- WHAT YOU ARE ASKED TO DO:
Search the material below for the word "System". Copy every line that has it.

+++ RECORDS FOR PROCESSING

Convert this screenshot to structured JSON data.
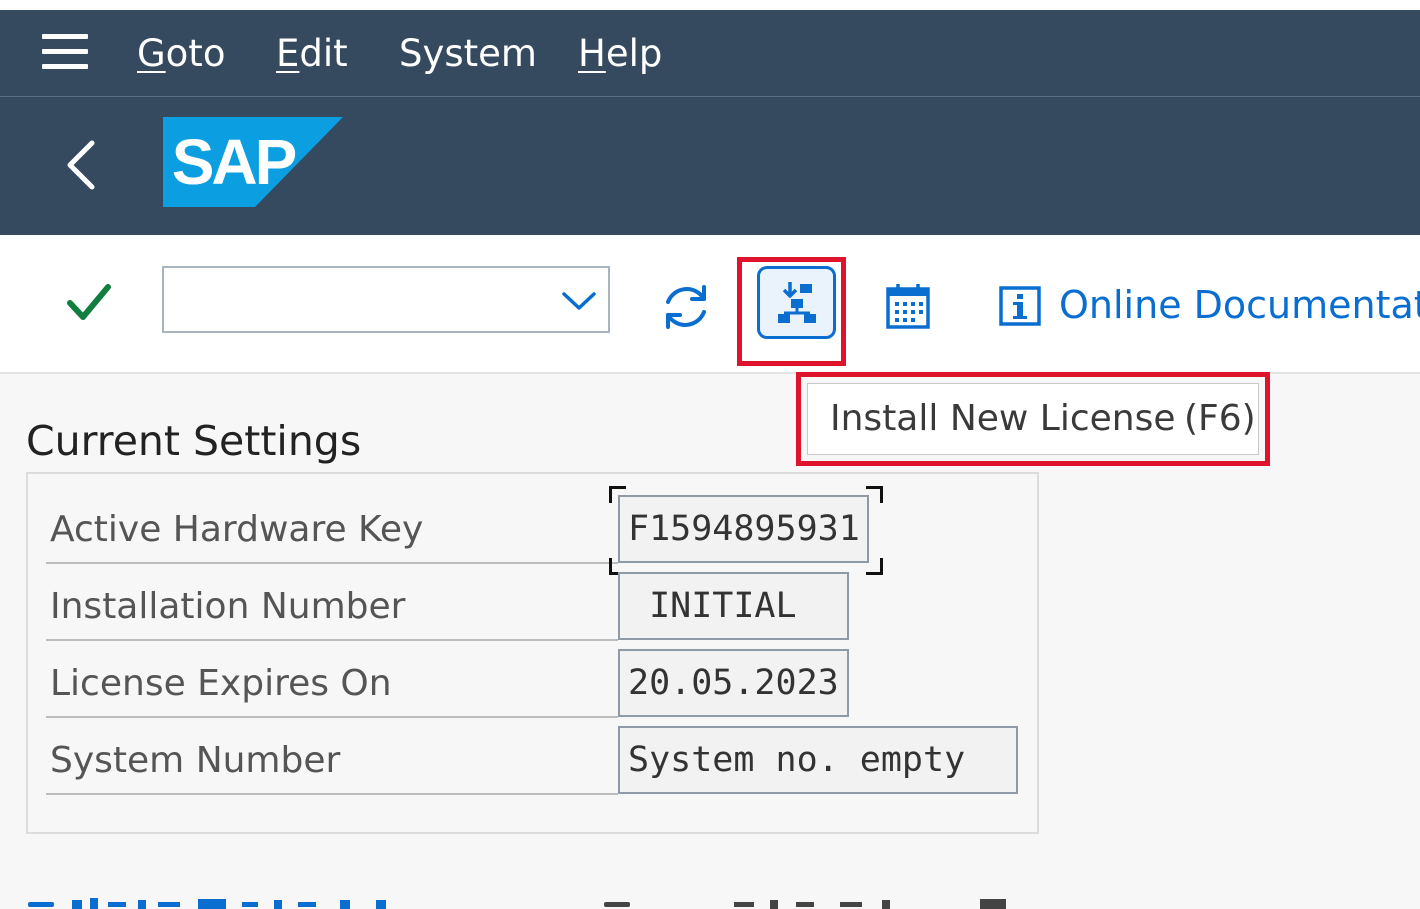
{
  "menubar": {
    "items": [
      {
        "label": "Goto",
        "underline": "G",
        "rest": "oto"
      },
      {
        "label": "Edit",
        "underline": "E",
        "rest": "dit"
      },
      {
        "label": "System",
        "underline": "",
        "rest": "System"
      },
      {
        "label": "Help",
        "underline": "H",
        "rest": "elp"
      }
    ]
  },
  "shell": {
    "logo_text": "SAP",
    "logo_color": "#0b9fe2"
  },
  "toolbar": {
    "command_field_value": "",
    "online_documentation": "Online Documentatio"
  },
  "tooltip": {
    "label": "Install New License",
    "shortcut": "(F6)"
  },
  "section": {
    "title": "Current Settings",
    "fields": [
      {
        "label": "Active Hardware Key",
        "value": "F1594895931"
      },
      {
        "label": "Installation Number",
        "value": " INITIAL"
      },
      {
        "label": "License Expires On",
        "value": "20.05.2023"
      },
      {
        "label": "System Number",
        "value": "System no. empty"
      }
    ]
  },
  "colors": {
    "shell_bg": "#354a5f",
    "accent": "#0a6ed1",
    "highlight": "#e0132c",
    "success": "#107e3e"
  }
}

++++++

- WRITTEN RESPONSE:
        "label": "System",
        "rest": "System"
        "label": "System Number",
        "value": "System no. empty"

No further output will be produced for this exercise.